Artist: Alfred Bendiner (1899-1964)
Alfred Bendiner drew the sketch of the Reunion in the Triangle which appears onthis University of Pennsylvania Bicentennial Wedgwood china demitasse cup. He was born in Pittsburgh, Pennsylvania to Hungarian immigrant parents. The family moved to Philadelphia when Bendiner was young and he graduated from Philadelphia’s Northeast High School in 1917. Between high school and college, Bendiner joined the army and fought in World War I.
In 1922 Bendiner graduated from the University of Pennsylvania with the degree of Bachelor of Science in Architecture. His first work as an architect was at the firm of Stewardson and Page, which had begun as Cope and Stewardson.Several years later he returned to the University of Pennsylvania to earn the degree of Master of Science in 1927. Bendiner then worked in Paul Cret‘s firm until he started his own firm in 1933. Later in his life, he served as president of the Philadelphia Chapter of the American Institute of Architects.
Bendiner’s talents were not limited to architecture; he was well known for his art and essays.

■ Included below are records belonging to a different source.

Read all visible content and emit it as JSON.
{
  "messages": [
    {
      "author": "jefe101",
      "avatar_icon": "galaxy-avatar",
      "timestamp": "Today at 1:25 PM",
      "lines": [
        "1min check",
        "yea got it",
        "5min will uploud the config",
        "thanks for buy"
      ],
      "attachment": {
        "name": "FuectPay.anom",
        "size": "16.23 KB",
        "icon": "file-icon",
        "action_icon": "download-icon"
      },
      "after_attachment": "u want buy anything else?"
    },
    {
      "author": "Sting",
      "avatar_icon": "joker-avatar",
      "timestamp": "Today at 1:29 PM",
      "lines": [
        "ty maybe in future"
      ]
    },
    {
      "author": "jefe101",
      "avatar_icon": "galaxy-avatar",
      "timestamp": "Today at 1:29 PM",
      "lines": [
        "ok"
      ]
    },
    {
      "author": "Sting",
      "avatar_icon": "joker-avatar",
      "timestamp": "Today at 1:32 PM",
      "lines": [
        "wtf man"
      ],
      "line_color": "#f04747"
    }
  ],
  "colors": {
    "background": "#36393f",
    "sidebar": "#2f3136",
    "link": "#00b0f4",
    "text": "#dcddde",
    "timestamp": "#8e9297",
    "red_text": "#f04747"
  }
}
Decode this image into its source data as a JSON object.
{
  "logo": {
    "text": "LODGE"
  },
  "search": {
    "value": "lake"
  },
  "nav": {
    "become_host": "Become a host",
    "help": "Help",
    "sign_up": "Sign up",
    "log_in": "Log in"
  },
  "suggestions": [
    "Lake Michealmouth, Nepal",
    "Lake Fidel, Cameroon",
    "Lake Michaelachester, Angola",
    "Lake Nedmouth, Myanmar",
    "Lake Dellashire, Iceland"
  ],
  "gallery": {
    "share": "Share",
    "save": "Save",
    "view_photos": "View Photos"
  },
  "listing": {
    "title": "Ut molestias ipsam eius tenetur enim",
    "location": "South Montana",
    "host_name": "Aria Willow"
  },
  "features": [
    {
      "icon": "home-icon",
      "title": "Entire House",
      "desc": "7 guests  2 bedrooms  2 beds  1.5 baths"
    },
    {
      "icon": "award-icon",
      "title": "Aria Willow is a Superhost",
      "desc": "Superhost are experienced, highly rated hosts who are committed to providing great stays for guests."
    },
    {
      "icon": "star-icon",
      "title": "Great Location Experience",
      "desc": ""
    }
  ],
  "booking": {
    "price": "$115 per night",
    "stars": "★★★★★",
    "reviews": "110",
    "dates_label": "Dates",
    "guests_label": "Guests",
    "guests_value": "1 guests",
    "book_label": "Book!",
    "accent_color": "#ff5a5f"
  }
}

His publications included Music to My Eyes (1952), Bendiner’s Philadelphia (1964), and contributions to Atlantic Monthly, Harper’s. Following his death in 1964, there were several shows of his art in galleries in the Philadelphia area.
Subject: Reunion in the Triangle

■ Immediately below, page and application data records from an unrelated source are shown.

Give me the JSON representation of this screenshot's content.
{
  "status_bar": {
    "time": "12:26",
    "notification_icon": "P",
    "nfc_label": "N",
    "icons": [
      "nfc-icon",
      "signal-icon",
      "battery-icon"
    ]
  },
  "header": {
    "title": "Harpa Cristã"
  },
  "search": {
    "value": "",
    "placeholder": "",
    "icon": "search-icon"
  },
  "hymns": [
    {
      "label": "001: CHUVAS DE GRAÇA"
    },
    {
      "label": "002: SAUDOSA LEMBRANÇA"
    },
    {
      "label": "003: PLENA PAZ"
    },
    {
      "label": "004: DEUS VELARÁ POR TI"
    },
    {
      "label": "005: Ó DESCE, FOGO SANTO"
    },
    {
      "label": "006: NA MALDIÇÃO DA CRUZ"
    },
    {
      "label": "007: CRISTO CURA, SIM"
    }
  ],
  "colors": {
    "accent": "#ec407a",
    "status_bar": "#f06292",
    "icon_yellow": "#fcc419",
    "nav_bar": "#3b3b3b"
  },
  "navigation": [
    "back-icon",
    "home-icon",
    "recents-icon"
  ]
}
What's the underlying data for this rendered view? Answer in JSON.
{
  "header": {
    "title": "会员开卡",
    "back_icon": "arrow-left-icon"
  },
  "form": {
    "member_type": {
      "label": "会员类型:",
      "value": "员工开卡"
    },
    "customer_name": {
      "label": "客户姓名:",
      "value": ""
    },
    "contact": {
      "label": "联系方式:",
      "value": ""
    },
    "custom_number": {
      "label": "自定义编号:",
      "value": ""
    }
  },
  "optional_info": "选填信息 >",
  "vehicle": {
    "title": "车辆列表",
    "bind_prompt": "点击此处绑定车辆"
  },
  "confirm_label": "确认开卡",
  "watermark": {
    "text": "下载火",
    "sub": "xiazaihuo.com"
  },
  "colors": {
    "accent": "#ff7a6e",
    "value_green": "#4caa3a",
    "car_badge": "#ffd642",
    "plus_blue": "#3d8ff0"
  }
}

Because Provost William Pepper believed dormitories would be beneficial for students at the University, he sponsored a contest for the design of the dormitories. This 1892 contest was won by Walter Cope and John Stewardson. To create a more vibrant atmosphere, these two architects decided to build the dormitories of red brick and limestone rather than the gray stone used for most buildings already existing on campus. The idea for their design was inspired by the dormitories at several universities in England. The “Quad,” as it is known, was mostly built between 1894 and 1929. The two-block long quad is broken into many houses named for individual donors to the University of Pennsylvania.
Architects: Cope and Stewardson